TASK ITEM ::
Reproduce the data in its entirety, exactly as supplied.

──────────

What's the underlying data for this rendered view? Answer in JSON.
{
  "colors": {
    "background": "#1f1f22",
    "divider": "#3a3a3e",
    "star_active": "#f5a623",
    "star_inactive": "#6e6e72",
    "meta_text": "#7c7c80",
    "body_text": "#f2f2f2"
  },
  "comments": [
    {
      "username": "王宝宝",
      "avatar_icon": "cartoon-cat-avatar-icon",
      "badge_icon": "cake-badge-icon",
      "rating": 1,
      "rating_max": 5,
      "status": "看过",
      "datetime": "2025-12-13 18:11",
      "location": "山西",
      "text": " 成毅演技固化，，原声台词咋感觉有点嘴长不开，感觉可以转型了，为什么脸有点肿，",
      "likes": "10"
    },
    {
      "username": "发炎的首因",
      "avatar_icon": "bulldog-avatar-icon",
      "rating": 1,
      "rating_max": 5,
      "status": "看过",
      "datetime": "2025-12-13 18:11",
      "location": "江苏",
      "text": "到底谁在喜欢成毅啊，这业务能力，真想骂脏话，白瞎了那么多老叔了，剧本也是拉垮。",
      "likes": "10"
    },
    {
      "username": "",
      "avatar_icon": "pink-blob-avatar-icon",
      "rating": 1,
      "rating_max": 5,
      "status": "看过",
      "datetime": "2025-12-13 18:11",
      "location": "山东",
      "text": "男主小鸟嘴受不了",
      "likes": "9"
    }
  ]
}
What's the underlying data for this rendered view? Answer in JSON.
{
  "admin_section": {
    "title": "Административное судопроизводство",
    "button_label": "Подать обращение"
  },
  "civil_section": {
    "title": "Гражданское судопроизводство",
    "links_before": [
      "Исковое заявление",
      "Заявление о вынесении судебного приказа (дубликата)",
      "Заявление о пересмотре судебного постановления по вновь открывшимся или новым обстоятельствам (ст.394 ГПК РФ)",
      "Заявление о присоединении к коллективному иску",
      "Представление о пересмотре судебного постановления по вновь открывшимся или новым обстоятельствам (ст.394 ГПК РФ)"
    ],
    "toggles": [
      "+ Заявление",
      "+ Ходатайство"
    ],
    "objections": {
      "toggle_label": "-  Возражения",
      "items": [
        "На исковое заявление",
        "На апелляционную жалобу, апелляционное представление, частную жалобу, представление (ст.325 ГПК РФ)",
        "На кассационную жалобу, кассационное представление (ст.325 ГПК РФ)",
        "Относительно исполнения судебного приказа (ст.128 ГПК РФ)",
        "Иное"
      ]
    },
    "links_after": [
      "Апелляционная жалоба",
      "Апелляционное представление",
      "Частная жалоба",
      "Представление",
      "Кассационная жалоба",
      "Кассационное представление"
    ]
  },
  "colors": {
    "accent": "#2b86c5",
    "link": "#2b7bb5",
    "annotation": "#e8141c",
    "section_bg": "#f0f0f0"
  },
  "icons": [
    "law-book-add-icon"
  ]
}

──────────

REPLY TO THE EXERCISE ::
What's the underlying data for this rendered view? Answer in JSON.
{
  "colors": {
    "background": "#1f1f22",
    "divider": "#3a3a3e",
    "star_active": "#f5a623",
    "star_inactive": "#6e6e72",
    "meta_text": "#7c7c80",
    "body_text": "#f2f2f2"
  },
  "comments": [
    {
      "username": "王宝宝",
      "avatar_icon": "cartoon-cat-avatar-icon",
      "badge_icon": "cake-badge-icon",
      "rating": 1,
      "rating_max": 5,
      "status": "看过",
      "datetime": "2025-12-13 18:11",
      "location": "山西",
      "text": " 成毅演技固化，，原声台词咋感觉有点嘴长不开，感觉可以转型了，为什么脸有点肿，",
      "likes": "10"
    },
    {
      "username": "发炎的首因",
      "avatar_icon": "bulldog-avatar-icon",
      "rating": 1,
      "rating_max": 5,
      "status": "看过",
      "datetime": "2025-12-13 18:11",
      "location": "江苏",
      "text": "到底谁在喜欢成毅啊，这业务能力，真想骂脏话，白瞎了那么多老叔了，剧本也是拉垮。",
      "likes": "10"
    },
    {
      "username": "",
      "avatar_icon": "pink-blob-avatar-icon",
      "rating": 1,
      "rating_max": 5,
      "status": "看过",
      "datetime": "2025-12-13 18:11",
      "location": "山东",
      "text": "男主小鸟嘴受不了",
      "likes": "9"
    }
  ]
}
What's the underlying data for this rendered view? Answer in JSON.
{
  "admin_section": {
    "title": "Административное судопроизводство",
    "button_label": "Подать обращение"
  },
  "civil_section": {
    "title": "Гражданское судопроизводство",
    "links_before": [
      "Исковое заявление",
      "Заявление о вынесении судебного приказа (дубликата)",
      "Заявление о пересмотре судебного постановления по вновь открывшимся или новым обстоятельствам (ст.394 ГПК РФ)",
      "Заявление о присоединении к коллективному иску",
      "Представление о пересмотре судебного постановления по вновь открывшимся или новым обстоятельствам (ст.394 ГПК РФ)"
    ],
    "toggles": [
      "+ Заявление",
      "+ Ходатайство"
    ],
    "objections": {
      "toggle_label": "-  Возражения",
      "items": [
        "На исковое заявление",
        "На апелляционную жалобу, апелляционное представление, частную жалобу, представление (ст.325 ГПК РФ)",
        "На кассационную жалобу, кассационное представление (ст.325 ГПК РФ)",
        "Относительно исполнения судебного приказа (ст.128 ГПК РФ)",
        "Иное"
      ]
    },
    "links_after": [
      "Апелляционная жалоба",
      "Апелляционное представление",
      "Частная жалоба",
      "Представление",
      "Кассационная жалоба",
      "Кассационное представление"
    ]
  },
  "colors": {
    "accent": "#2b86c5",
    "link": "#2b7bb5",
    "annotation": "#e8141c",
    "section_bg": "#f0f0f0"
  },
  "icons": [
    "law-book-add-icon"
  ]
}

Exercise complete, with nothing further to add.